After I sent my baby to stay with my mother, my baby’s father called me asking about my son. I told him that since he left us with no notice, I had no choice but to send my baby away as I had no one to watch my son while I was at work. He became angry and demanded I send my baby to live with his mother (my baby’s paternal grandmother) in another island.

I was not happy with this and didn’t know what to do. I contacted my father and told him what my baby’s father was demanding. My father said they would need to make custom ceremony and pay for me and my child.

I relayed this information to my baby’s father and he swore and said ‘Your father wants a fucking marriage?’. I found this very disrespectful to my family and me.

When I told my father what he said, my dad cried and said ‘This is finished now. You won’t have anything to do with this man again’. I felt angry with my father, as he was the one who forced me to return to a heartless and cruel man in the first place. He still wouldn’t let me return home either!

After 3 years passed I left the island I was living in and went to the capital to study – this was the same place where my baby’s father was living.

I was very focused on my school and forgotten about my baby’s father altogether. Occasionally I would pass him in the street and he would try to come back to me but I never let him. I believe I only had the power to do as I was living in the capital. In the islands, custom is seen as law and men control custom. Unfortunately men don’t always have women’s best interest at heart…….

I have been silent. Many times I have accepted things in my life as it’s the only way I could survive as I had no real support from anyone.

Although it’s not easy there is HOPE and HELP

I’d heard my friends talk about the law and human rights but I never fully understood it. I also saw many of my friends seek assistance from the police and the Vanuatu Women’s Centre but never saw any changes in their lives, just false hope. But at least it’s a step towards justice.

‘Oli talem yumi ol woman se yumi kat ol raet lo filim sef, long jusam patna mo rod blong laef blong yumi, be ol raet ia yumi no save tajem from ol man oli sapotem man nomo’ (‘They tell us that as women we have rights such as the right to feel safe, to choose who and when we marry and to make our own choices in our lives but we can’t seem to access these rights’)
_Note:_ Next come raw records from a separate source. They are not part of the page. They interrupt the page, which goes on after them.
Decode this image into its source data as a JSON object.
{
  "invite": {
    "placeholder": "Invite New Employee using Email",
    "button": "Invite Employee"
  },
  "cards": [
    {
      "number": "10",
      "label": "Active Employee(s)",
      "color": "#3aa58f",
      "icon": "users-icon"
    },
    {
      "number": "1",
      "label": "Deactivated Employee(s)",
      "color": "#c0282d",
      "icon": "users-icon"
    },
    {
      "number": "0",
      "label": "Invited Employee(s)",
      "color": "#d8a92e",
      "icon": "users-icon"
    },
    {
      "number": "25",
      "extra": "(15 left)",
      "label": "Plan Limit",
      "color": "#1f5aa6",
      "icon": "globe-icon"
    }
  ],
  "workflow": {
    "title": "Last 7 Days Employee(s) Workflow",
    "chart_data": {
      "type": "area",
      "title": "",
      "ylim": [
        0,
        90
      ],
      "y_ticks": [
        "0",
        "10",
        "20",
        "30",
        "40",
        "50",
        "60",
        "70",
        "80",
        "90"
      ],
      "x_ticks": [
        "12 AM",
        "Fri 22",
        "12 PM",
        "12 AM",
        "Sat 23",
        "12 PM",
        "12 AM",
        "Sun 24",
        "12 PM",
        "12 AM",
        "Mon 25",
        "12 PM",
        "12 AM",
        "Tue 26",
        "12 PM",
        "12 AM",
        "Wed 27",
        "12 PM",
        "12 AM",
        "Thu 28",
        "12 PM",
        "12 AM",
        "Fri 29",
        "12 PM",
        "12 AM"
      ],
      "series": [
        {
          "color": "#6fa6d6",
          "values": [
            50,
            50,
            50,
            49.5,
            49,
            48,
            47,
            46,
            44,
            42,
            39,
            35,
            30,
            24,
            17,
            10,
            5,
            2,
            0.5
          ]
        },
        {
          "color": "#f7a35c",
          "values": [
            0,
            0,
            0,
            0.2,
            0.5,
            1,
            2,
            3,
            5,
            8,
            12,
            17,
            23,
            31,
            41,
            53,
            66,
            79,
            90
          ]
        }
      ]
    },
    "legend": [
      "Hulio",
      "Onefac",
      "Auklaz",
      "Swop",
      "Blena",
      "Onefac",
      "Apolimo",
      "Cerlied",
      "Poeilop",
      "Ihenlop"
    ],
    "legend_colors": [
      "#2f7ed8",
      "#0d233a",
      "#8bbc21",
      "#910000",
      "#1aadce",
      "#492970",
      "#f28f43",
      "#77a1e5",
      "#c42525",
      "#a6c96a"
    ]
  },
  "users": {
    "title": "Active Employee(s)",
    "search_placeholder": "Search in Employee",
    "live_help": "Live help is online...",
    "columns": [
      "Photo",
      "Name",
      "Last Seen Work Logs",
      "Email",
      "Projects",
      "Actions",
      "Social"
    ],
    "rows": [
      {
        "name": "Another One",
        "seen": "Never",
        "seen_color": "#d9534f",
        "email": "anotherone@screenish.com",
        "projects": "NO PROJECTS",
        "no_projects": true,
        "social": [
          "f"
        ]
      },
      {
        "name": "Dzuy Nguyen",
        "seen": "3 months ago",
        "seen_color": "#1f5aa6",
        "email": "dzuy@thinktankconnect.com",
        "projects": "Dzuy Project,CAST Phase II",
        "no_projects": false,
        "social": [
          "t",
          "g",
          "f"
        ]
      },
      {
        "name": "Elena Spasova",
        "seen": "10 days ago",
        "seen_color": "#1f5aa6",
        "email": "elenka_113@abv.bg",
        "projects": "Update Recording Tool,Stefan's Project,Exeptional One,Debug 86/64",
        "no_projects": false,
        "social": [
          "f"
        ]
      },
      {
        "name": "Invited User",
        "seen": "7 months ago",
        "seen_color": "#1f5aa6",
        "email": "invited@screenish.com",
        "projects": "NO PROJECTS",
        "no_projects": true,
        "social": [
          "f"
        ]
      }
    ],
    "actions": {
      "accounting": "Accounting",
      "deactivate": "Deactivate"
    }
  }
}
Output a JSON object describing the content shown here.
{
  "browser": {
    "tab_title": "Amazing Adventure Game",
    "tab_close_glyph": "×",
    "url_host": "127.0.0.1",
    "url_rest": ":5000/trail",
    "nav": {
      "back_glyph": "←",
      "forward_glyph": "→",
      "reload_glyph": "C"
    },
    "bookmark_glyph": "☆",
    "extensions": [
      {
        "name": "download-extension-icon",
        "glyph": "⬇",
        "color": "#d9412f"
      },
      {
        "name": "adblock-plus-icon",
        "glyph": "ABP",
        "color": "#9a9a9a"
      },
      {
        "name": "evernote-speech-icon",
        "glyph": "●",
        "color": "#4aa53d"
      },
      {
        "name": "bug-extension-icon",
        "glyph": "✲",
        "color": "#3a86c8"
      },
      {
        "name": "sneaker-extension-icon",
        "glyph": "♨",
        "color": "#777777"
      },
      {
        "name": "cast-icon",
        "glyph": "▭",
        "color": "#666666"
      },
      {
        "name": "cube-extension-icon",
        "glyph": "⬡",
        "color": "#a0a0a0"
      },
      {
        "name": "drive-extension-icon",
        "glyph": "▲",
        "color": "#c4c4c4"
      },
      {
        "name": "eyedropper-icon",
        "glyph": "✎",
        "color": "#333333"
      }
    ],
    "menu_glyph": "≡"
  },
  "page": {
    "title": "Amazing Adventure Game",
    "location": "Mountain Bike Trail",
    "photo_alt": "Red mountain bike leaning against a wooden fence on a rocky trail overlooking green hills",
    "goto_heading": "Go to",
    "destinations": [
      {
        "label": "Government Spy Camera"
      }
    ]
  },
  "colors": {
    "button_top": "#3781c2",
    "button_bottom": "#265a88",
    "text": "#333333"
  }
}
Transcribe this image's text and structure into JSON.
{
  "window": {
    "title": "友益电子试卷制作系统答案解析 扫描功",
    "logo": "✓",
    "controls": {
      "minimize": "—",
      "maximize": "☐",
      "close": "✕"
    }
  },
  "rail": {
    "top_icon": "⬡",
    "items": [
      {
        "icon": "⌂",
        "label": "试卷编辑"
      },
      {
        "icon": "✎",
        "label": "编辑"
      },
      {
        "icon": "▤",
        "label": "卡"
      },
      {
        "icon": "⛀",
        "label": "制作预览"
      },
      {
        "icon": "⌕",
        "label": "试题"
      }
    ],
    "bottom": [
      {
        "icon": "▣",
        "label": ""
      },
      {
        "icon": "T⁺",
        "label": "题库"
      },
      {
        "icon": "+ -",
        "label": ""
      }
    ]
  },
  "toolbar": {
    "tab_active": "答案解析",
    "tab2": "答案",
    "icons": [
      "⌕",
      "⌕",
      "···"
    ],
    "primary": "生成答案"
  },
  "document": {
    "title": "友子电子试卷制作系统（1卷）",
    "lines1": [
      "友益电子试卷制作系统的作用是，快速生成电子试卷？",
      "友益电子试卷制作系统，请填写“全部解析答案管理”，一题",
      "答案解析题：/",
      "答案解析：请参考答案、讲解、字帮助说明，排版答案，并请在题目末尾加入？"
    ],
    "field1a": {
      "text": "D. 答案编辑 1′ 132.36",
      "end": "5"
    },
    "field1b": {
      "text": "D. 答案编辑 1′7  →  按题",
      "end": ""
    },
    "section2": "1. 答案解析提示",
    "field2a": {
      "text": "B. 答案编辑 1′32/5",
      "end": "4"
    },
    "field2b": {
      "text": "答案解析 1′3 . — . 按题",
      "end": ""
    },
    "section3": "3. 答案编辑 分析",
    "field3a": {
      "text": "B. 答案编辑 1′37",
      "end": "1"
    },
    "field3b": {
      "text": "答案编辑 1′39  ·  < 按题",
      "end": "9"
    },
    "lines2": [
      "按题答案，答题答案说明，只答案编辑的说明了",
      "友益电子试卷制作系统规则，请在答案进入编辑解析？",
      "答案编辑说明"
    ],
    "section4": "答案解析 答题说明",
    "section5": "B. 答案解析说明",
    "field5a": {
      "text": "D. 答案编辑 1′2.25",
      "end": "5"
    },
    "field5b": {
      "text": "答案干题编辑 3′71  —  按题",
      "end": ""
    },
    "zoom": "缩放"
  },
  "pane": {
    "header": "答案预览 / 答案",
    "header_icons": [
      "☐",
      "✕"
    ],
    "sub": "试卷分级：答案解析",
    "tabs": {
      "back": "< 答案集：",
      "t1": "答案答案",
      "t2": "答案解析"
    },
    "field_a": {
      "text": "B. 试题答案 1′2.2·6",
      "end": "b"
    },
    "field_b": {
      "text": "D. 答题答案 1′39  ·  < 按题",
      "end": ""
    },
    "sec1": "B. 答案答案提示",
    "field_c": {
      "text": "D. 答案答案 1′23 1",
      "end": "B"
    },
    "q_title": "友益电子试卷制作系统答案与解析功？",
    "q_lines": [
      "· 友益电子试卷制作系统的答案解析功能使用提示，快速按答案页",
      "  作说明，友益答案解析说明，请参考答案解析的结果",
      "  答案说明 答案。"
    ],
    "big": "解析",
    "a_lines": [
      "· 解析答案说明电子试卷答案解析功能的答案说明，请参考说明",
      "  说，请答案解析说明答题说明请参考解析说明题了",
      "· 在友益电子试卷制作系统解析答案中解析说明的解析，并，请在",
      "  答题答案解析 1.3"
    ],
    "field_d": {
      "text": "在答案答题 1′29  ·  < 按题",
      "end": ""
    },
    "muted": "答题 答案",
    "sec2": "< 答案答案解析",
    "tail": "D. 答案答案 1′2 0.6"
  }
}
I want to encourage mothers in this situation that there is hope BUT you have to be strong. There are laws to protect us but there is also custom and religion. Sometimes custom and religion is used to control us. Remember – just because custom exists it doesn’t mean it’s legal.

Please search for those who will support you and please support others that need support. As sisters and mamma’s it is only us that understand the life of other women.

If you don’t know what your rights are or where to access them, you can find them at:

The Vanuatu Woman’s Centre

Police Force

Vanuatu Penal Code

Vanuatu Constitution

As told to Niki Taiwia, a local humanitarian journalist, who works for a not-for-profit organisation in Vanuatu.

Niki has set up a safe house for Ni-Vanuatu children from difficult backgrounds (disability and victims of sexual abuse) and assists single mothers with the ultimate goal of empowering people who are in vulnerable positions.

The passionate human rights activist says, ‘I believe in the power of advocacy and providing a voice for those who want to tell their stories but are fearful or not confident in doing so. Many issues in Ni-Vanuatu culture are seen as taboo to talk about but it is essential to bring these topics to light to change women’s position in society.’

Through her advocacy, Niki has met many vulnerable women who recognize the benefit of sharing their stories as not only a form of therapy and relief, but also as a way to empower and give hope to others who are in similar situations.

Sista Magazine is honoured to collaborate with Niki to assist women in vulnerable and disadvantaged situations to share their stories. ‘This is a way in which we can hear women and girls’ stories and raise a voice through embracing each other,’ says Niki. ‘So Speak Up Sista!’